### THE INPUT
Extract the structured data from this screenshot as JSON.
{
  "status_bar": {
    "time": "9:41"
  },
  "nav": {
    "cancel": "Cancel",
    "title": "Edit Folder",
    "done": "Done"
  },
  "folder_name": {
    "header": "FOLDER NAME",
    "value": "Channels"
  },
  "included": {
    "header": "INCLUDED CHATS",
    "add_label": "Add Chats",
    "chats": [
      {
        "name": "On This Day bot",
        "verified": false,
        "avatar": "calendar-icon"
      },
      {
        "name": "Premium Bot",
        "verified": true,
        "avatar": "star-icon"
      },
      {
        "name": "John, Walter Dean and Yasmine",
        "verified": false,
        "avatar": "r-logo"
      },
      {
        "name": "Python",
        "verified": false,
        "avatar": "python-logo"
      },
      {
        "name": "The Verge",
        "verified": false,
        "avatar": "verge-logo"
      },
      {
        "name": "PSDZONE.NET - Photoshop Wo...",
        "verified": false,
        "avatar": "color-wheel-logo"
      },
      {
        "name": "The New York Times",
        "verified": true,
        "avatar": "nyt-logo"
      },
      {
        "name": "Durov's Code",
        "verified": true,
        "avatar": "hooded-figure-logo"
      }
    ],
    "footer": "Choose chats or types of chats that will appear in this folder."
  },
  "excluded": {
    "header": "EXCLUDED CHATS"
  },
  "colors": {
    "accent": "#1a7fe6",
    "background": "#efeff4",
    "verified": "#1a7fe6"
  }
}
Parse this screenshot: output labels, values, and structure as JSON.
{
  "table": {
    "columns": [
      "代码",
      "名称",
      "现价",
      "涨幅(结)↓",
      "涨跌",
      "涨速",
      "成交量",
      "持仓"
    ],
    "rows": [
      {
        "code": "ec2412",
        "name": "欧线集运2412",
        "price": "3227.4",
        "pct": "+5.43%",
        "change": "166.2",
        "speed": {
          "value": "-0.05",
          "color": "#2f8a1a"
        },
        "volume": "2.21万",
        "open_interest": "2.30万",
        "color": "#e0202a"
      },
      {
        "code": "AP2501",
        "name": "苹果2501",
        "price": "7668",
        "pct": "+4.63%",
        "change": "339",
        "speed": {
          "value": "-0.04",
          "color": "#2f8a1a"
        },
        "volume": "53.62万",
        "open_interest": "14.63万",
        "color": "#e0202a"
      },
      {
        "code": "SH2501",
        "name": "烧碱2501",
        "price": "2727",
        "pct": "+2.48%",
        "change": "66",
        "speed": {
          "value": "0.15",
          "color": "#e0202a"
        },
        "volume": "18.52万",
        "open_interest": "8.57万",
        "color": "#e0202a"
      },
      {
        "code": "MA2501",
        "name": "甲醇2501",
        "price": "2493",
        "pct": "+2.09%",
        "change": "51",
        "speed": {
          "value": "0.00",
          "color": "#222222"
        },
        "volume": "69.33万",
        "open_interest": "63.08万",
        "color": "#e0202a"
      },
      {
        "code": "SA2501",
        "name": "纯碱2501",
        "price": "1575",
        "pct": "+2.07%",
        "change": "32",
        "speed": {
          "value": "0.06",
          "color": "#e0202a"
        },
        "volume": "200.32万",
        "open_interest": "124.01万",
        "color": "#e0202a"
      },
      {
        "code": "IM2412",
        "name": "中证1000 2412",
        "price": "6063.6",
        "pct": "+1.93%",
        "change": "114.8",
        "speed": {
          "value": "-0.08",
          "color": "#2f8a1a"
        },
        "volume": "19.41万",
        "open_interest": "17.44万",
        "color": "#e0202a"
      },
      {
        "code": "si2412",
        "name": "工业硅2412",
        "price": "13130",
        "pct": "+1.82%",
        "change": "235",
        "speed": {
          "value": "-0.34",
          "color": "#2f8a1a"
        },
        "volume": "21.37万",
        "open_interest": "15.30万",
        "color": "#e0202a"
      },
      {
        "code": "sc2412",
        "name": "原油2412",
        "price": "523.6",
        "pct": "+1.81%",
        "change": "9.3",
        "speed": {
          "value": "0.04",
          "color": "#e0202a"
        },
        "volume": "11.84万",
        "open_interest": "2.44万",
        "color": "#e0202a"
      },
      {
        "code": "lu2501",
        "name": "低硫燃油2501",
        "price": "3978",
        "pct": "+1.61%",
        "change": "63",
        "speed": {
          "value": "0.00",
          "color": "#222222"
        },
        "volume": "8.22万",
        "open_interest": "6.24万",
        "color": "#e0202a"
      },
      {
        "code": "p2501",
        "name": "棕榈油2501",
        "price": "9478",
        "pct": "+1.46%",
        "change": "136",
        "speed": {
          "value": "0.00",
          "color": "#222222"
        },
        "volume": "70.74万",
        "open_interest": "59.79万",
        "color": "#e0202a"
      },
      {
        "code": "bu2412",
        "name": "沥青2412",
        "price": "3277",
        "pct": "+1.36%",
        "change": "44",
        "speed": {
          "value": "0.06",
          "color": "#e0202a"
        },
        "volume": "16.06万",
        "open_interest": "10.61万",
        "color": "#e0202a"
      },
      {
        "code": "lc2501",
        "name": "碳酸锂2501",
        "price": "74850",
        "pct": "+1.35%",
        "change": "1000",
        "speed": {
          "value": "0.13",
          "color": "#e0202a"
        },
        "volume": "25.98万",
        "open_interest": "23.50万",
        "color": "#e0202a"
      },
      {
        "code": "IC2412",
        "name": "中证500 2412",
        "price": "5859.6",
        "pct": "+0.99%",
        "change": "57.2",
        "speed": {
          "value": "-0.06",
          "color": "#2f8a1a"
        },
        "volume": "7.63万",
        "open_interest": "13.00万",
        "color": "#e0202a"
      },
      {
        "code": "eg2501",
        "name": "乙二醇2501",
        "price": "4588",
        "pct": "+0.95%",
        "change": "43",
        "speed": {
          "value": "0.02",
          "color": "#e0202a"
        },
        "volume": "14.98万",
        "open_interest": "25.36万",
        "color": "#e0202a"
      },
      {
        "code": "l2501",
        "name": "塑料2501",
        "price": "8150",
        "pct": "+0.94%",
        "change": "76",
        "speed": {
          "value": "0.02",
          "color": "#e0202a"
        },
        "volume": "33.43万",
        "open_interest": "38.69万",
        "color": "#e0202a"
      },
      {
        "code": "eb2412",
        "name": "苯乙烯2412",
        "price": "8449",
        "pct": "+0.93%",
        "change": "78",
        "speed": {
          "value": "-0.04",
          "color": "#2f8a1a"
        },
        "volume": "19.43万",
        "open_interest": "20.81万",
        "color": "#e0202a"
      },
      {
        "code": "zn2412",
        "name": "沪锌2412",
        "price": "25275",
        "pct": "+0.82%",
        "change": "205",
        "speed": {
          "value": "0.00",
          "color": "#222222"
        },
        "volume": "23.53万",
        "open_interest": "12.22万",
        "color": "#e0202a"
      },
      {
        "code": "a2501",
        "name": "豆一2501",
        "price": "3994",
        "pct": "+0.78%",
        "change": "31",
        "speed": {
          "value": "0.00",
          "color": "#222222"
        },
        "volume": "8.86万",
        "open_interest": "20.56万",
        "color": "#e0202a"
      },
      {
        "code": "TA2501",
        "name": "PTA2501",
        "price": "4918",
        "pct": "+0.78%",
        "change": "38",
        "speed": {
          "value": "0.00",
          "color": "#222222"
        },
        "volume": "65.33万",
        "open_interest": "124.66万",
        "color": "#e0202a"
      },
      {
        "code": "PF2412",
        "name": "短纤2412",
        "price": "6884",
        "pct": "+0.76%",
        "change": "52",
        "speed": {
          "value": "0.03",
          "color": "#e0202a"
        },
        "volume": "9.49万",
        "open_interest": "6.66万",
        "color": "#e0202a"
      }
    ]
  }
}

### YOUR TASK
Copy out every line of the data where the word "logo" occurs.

### TASK RESPONSE
        "avatar": "r-logo"
        "avatar": "python-logo"
        "avatar": "verge-logo"
        "avatar": "color-wheel-logo"
        "avatar": "nyt-logo"
        "avatar": "hooded-figure-logo"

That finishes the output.